Feeds

Gmail uses DomainKeys to lock out eBay phishing attacks

Promises 'dramatic reduction' in scam emails

High performance access to file storage

eBay and PayPal have linked up with Gmail to roll out technology designed to block fraudulent emails and phishing attacks.

DomainKeys and DomainKeys Identified Mail (DKIM) email authentication technology is being used to prevent the delivery of bogus messages posing as emails from eBay and PayPal into Gmail users' inboxes.

DomainKeys technology is designed to verify both the DNS domain of an email sender and the integrity of a message. DKIM is an enhanced protocol that also adds aspects of Identified Internet Mail to the mix.

Both approaches are geared to uncover spoofing of source addresses in emails, a tactic commonly used by phishers.

However, there are limitations. If an email messages comes from an eBay or PayPal domain and fails to include a proper signature, then the message will not be delivered. Additionally, PayPal scams that claim to come from other domains may fall though the net.

In a blog posting, PayPal acknowledges the approach is far from perfect but promises Gmail users that it will result in a "dramatic reduction" in the amount of emails which purport to come from PayPal and eBay.

While the use of DomainKeys promises to limit irksome eBay phishing emails, at least for Gmail users, it also has the drawback of creating an additional computational overhead in email delivery. The technology requires the creation of cryptographic checksums for each message processed by an email server.

Yahoo!, which developed the technology, began using it in its webmail service four years ago. Gmail began support around the same time. But integration with third-party services has come more slowly.

Gmail's use of DomainKeys technology to thwart phishing emails, announced this week, comes nine months after a similar agreement between Yahoo!, eBay and PayPal in October 2007. ®

High performance access to file storage

More from The Register

next story
Obama allows NSA to exploit 0-days: report
If the spooks say they need it, they get it
Web data BLEEDOUT: Users to feel the pain as Heartbleed bug revealed
Vendors and ISPs have work to do updating firmware - if it's possible to fix this
OpenSSL Heartbleed: Bloody nose for open-source bleeding hearts
Bloke behind the cockup says not enough people are helping crucial crypto project
One year on: diplomatic fail as Chinese APT gangs get back to work
Mandiant says past 12 months shows Beijing won't call off its hackers
Call of Duty 'fragged using OpenSSL's Heartbleed exploit'
So it begins ... or maybe not, says one analyst
Heartbleed exploit, inoculation, both released
File under 'this is going to hurt you more than it hurts me'
Bad PUPPY: Undead Windows XP deposits fresh scamware on lawn
Installing random interwebs shiz will bork your zombie box
Experian subsidiary faces MEGA-PROBE for 'selling consumer data to fraudster'
US attorneys general roll up sleeves, snap on gloves
prev story

Whitepapers

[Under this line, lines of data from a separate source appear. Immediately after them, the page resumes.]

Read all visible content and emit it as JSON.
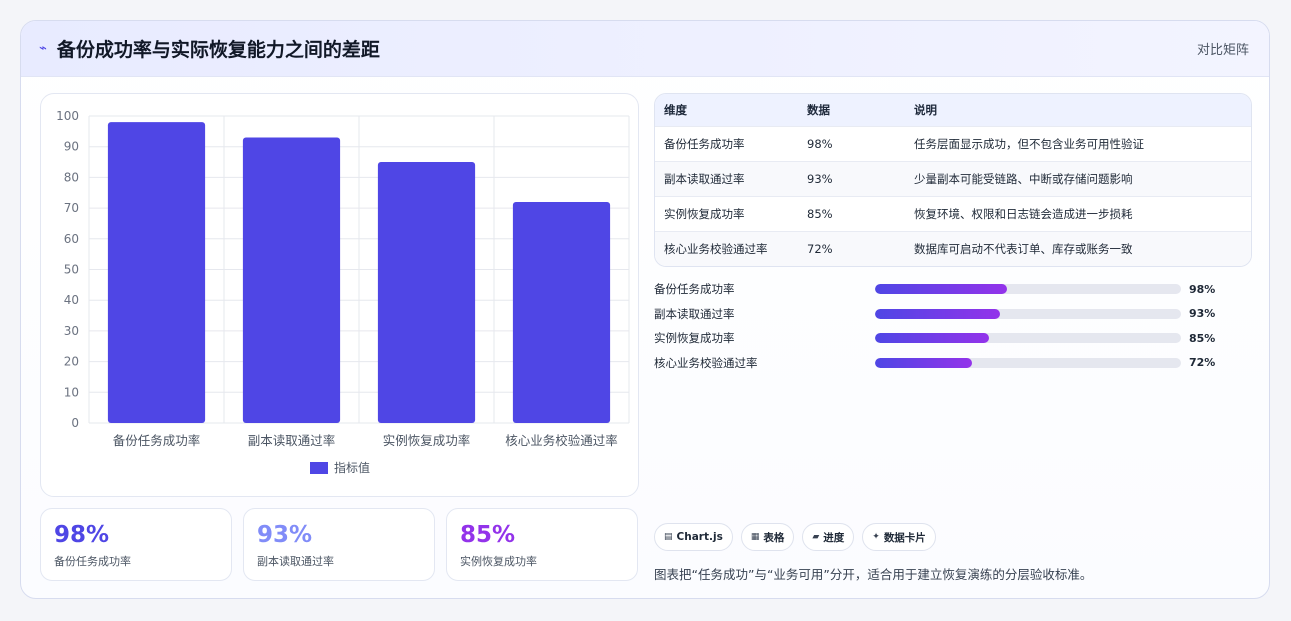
{
  "header": {
    "title": "备份成功率与实际恢复能力之间的差距",
    "right_label": "对比矩阵"
  },
  "colors": {
    "bar": "#4f46e5",
    "accent_blue": "#4f46e5",
    "accent_lavender": "#818cf8",
    "accent_purple": "#9333ea"
  },
  "chart_data": {
    "type": "bar",
    "categories": [
      "备份任务成功率",
      "副本读取通过率",
      "实例恢复成功率",
      "核心业务校验通过率"
    ],
    "series": [
      {
        "name": "指标值",
        "values": [
          98,
          93,
          85,
          72
        ]
      }
    ],
    "ylim": [
      0,
      100
    ],
    "yticks": [
      0,
      10,
      20,
      30,
      40,
      50,
      60,
      70,
      80,
      90,
      100
    ],
    "grid": true,
    "legend": "bottom"
  },
  "stats": [
    {
      "value": "98%",
      "label": "备份任务成功率",
      "color": "#4f46e5"
    },
    {
      "value": "93%",
      "label": "副本读取通过率",
      "color": "#818cf8"
    },
    {
      "value": "85%",
      "label": "实例恢复成功率",
      "color": "#9333ea"
    }
  ],
  "table": {
    "headers": [
      "维度",
      "数据",
      "说明"
    ],
    "rows": [
      [
        "备份任务成功率",
        "98%",
        "任务层面显示成功，但不包含业务可用性验证"
      ],
      [
        "副本读取通过率",
        "93%",
        "少量副本可能受链路、中断或存储问题影响"
      ],
      [
        "实例恢复成功率",
        "85%",
        "恢复环境、权限和日志链会造成进一步损耗"
      ],
      [
        "核心业务校验通过率",
        "72%",
        "数据库可启动不代表订单、库存或账务一致"
      ]
    ]
  },
  "progress": [
    {
      "label": "备份任务成功率",
      "value": 98,
      "display": "98%"
    },
    {
      "label": "副本读取通过率",
      "value": 93,
      "display": "93%"
    },
    {
      "label": "实例恢复成功率",
      "value": 85,
      "display": "85%"
    },
    {
      "label": "核心业务校验通过率",
      "value": 72,
      "display": "72%"
    }
  ],
  "tags": [
    {
      "icon": "chart-icon",
      "glyph": "▤",
      "label": "Chart.js"
    },
    {
      "icon": "table-icon",
      "glyph": "▦",
      "label": "表格"
    },
    {
      "icon": "progress-icon",
      "glyph": "▰",
      "label": "进度"
    },
    {
      "icon": "card-icon",
      "glyph": "✦",
      "label": "数据卡片"
    }
  ],
  "footnote": "图表把“任务成功”与“业务可用”分开，适合用于建立恢复演练的分层验收标准。"
}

Mainstay ROI - Does application security pay?
In this whitepaper learn how you and your enterprise might benefit from better software security.
Five 3D headsets to be won!
We were so impressed by the Durovis Dive headset we’ve asked the company to give some away to Reg readers.
3 Big data security analytics techniques
Applying these Big Data security analytics techniques can help you make your business safer by detecting attacks early, before significant damage is done.
The benefits of software based PBX
Why you should break free from your proprietary PBX and how to leverage your existing server hardware.
Mobile application security study
Download this report to see the alarming realities regarding the sheer number of applications vulnerable to attack, as well as the most common and easily addressable vulnerability errors.